As R. Rocker explained later, for anarcho-syndicalists the Bolsheviks were the heirs of “the absolutist trend of thought in socialism,” a special kind of “socialist Jacobins,” i.e. essentially they were revolutionaries who were political rather than social, and bourgeois rather than proletarian.

In spite of this harsh critique of Bolshevism, some syndicalists still believed in the possibility of coming to an arrangement with the Profitern about a “united front” of the revolutionary proletariat. A corresponding draft resolution was introduced at the Berlin congress by the French delegation.

A majority of the other participants did not exhibit any great enthusiasm for this project, but went along with this idea so as not to complicate the situation of the French comrades. The FORA emphatically objected to such a compromise and abstained from voting on the resolution.

The creation of the IWA was officially confirmed at congresses or referenda of its sections. In Europe affiliation to the IWA was speedily approved by the FAUD, USI, SAC, and CNT. At a referendum in Norway the creation of the International was approved unanimously, and in Portugal (October 1924) 104 syndicates declared for the IWA, six for the Profintern. In the Netherlands, the communists and other supporters of the Profintern were able to gain a slight majority in a referendum of syndicates, and IWA members organized a new trade union central – the Netherlands Syndicalist Trade Union Federation (NSV). Also declaring its affiliation to the IWA was the Revolutionary-Syndicalist CGT (CGT-SR), finally splitting from the French CGTU.

During the 1920’s and 1930’s sections and groups of adherents of the IWA also appeared in Austria, Denmark, Belgium, Switzerland, Bulgaria, Poland, and Rumania.

In America, affiliation with the IWA was also confirmed by a congress of the Mexican General Confederation of Labour (CGT) in December 1923. A congress of the FORA, extremely unhappy with the resolution adopted in Berlin about “revolutionary unity,” decided in March 1923 to join the anarcho-syndicalist International conditionally and to hold a referendum on this matter. But then, after the contentious resolution was repealed, the objection against participation in the IWA was removed. Also joining the IWA were anarcho-syndicalists from Uruguay, Brazil, Paraguay, Bolivia, Columbia, Peru, Guatemala, Ecuador, Cuba, Costa Rica, and El Salvador (in May 1929 an American continental association of workers was created as a section of the IWA). Sections also sprang up in Japan and China. In the U.S.A. the Marine Transport Workers Industrial Union of the IWW affiliated with the IWA.

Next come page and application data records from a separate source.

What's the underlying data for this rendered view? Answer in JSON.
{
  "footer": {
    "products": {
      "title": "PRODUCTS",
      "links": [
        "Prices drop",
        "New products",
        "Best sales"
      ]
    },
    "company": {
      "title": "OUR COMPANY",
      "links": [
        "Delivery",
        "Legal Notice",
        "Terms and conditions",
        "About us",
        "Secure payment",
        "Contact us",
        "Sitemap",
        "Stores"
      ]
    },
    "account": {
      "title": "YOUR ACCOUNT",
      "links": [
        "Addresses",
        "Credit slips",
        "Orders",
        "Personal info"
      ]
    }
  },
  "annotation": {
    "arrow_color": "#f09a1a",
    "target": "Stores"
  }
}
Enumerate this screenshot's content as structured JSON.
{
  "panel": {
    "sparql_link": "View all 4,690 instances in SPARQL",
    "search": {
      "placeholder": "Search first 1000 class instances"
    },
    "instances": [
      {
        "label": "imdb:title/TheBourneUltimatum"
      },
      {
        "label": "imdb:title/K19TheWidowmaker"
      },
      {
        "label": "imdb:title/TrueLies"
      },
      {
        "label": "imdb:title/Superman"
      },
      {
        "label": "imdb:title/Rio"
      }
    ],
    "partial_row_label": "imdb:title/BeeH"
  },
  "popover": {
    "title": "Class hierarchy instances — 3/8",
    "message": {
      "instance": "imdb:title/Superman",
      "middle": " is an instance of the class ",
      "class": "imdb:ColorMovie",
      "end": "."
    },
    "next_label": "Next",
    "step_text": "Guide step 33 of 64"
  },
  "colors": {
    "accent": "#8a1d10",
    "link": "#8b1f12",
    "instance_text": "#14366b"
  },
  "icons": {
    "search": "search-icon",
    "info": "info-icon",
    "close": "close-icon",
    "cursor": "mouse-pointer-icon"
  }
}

  • 1 In 1922 SAC declared that affiliating to the International being created in Moscow was incompatible with the syndicalist principle of independence from political parties (RGASPI: F.532, Op. 7, D. 624, L. 23, 36, 65-66).
  • 2 SAPMO: Bestand RY1/I2/708, Aktenband No. 53, Bl. 75-78.